These days, Simon’s a father, himself, with kids age 7 and 4. He jokes that he’s now “the lyrics police” around his place, even when dealing with teenage players. He cares about the kids and wants them to experience some freedom in the rehearsal rooms. But he also wants parents to feel comfortable. He can talk about his Rock School for hours, how there are different levels of playing opportunities, how kids come in with shyness and leave with confidence, how some of his mid-20s teachers began as students. All kinds of stories, really.


But it might be because he has his own 4-year-old that Kidzrock is his latest favorite. Literally geared toward the 4-7 set, Kidzrock allows the kids to learn notation and teamwork, in a group setting.

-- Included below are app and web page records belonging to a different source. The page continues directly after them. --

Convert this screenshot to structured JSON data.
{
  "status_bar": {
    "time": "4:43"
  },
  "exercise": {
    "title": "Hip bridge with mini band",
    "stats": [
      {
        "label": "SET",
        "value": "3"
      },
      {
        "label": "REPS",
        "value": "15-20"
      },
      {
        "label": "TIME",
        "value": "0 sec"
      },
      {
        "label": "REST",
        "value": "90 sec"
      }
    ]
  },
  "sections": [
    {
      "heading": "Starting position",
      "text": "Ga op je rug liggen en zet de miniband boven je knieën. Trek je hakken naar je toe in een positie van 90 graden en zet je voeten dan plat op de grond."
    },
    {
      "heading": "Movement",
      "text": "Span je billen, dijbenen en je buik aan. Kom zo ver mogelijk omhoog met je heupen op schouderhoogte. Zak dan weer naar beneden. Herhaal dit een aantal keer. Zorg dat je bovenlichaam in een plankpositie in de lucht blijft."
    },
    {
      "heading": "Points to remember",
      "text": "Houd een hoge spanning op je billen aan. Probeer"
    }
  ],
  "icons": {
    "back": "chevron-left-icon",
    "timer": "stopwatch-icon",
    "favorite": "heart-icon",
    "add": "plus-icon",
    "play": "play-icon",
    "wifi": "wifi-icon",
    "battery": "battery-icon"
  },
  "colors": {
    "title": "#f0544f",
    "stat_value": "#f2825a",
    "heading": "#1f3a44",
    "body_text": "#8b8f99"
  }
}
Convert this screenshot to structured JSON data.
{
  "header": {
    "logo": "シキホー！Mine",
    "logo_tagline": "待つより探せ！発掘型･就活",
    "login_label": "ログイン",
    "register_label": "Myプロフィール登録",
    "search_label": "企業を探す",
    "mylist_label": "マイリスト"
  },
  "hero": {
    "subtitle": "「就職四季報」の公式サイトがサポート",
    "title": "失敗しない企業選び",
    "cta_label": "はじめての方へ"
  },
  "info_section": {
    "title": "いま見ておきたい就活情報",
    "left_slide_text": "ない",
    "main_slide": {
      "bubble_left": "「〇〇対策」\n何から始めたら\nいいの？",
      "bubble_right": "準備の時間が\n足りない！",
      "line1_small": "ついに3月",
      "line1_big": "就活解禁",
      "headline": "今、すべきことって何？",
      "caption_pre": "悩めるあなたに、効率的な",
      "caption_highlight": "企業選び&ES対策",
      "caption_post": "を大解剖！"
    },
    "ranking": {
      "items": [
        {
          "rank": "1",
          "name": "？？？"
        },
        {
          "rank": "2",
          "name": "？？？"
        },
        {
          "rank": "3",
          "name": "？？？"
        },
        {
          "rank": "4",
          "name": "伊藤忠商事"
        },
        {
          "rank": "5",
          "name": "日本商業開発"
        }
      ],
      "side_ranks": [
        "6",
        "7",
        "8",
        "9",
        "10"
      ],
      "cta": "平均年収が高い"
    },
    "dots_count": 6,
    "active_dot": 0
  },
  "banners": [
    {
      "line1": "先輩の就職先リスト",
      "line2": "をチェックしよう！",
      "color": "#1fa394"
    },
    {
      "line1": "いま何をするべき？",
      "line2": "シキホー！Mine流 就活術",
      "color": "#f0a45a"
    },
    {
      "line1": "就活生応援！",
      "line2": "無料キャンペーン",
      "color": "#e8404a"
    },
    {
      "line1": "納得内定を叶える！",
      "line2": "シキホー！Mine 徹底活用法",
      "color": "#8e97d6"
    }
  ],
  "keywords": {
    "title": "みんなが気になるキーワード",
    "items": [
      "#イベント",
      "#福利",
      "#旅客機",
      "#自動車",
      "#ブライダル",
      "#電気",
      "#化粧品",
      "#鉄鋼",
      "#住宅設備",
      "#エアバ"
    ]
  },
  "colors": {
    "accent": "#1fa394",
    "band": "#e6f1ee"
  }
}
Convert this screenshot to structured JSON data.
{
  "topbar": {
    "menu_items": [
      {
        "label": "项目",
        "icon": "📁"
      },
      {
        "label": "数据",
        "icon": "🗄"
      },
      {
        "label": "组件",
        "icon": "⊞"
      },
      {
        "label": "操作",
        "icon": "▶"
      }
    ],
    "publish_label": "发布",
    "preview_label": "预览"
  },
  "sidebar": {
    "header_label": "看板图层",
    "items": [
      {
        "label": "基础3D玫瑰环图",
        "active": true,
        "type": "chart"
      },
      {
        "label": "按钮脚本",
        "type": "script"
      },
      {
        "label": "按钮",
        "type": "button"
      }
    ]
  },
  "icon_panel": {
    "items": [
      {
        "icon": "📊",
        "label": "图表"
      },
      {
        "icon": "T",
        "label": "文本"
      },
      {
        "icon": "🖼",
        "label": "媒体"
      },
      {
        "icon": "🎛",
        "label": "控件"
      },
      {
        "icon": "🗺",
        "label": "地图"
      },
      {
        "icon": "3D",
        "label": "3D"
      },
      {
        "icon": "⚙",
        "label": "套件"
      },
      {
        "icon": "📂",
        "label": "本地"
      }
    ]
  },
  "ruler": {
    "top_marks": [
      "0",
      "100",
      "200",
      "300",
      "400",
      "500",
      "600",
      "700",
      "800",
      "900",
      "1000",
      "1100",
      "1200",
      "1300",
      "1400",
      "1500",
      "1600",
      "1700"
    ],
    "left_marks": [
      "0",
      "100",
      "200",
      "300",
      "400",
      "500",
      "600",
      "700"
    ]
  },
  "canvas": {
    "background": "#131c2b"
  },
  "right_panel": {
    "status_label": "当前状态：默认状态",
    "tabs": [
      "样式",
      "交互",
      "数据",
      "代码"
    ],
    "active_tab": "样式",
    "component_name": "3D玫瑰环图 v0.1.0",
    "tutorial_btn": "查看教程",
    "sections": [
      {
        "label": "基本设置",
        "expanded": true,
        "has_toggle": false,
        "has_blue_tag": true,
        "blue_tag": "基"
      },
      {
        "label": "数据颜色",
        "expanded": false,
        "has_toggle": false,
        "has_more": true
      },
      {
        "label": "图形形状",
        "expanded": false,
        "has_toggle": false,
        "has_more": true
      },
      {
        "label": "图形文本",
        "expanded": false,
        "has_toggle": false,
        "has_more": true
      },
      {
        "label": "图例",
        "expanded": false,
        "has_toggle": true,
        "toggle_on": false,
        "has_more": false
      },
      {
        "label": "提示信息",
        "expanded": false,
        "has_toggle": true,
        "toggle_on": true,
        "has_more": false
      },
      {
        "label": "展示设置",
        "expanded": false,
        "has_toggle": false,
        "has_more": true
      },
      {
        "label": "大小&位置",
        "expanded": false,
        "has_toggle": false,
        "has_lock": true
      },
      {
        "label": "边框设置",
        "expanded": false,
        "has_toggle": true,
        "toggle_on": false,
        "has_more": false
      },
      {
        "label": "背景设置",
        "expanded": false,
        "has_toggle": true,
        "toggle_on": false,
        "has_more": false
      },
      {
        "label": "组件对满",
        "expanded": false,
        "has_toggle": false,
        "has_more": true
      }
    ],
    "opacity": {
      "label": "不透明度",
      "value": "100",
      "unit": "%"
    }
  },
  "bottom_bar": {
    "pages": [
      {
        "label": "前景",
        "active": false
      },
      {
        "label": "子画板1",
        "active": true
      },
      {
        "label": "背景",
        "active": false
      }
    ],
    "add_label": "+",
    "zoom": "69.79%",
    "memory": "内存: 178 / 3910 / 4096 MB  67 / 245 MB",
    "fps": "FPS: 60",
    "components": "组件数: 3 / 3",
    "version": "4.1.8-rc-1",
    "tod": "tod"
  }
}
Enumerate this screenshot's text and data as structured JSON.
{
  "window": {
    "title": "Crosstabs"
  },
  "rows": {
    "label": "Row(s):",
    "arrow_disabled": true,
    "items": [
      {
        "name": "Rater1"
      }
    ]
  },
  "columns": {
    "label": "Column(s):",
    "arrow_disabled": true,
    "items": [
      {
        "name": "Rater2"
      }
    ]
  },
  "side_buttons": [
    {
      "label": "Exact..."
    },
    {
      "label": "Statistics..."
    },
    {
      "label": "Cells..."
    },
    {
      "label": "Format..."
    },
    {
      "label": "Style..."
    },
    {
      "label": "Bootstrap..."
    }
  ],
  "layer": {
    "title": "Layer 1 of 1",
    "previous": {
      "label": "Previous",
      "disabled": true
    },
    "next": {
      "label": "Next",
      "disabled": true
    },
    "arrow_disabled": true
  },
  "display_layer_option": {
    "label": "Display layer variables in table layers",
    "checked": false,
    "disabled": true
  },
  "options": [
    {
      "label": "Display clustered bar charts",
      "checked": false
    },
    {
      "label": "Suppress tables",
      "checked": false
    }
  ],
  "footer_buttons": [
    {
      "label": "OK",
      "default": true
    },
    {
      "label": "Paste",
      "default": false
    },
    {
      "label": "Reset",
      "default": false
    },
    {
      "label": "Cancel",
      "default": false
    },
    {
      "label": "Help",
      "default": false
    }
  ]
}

“The whole program,” says Simon, “was developed as a result of parents calling asking, ‘What do you have for my 5-year-old, my 6-year-old?’ We sent them away first. If they’re not doing homework yet, they’re not going to spend time practicing. We had some 5- and 6-year-olds in private lessons, but we let parents know what to expect. But when we got them in a band room to see what they were capable of musically, modifying instruments, experimenting with tuning, we developed a method that would be user-friendly for the little guys. It took six months to get it right, to be honest. With Kidzrock, these are songs written for them. They’re rotating instruments, rather than picking up one and sticking with it for the whole time. It’s modeled after the whole idea of the elementary school orchestra program.”

Ultimately, he says, it’s about keeping music in kids’ lives, rather than burning them out, as “so many of us got into private lessons as kids. Then we dreaded it, we quit and we don’t enjoy playing music anymore. With this program, their first experience in music is playing in a rock band.”

These days, when Simon plays in a rock band, it’s with his students. For a time, he had “a Jewish reggae band” in Zeda’s Beat Box. Now, he’s most likely to perform with his students at their regular, end-of-term shows, whether that’s at the school, or at a venue like Blueberry Hill. In fact, it was there that Simon once scanned the audience and saw scene veterans Jay Summers and Sean Garcia.

“I’m onstage and I look out at 300 people,” Simon laughs. “I’m thinking that I could never do that with my own bands. I said to Jay and Sean, ‘Did any you think that this is where music would lead us?’ Since I’ve had kids, my whole idea about music has changed. There’s a whole different sense of what it can be.”

Copyright 2021 St. Louis Public Radio. To see more, visit St. Louis Public Radio.

Thomas Crone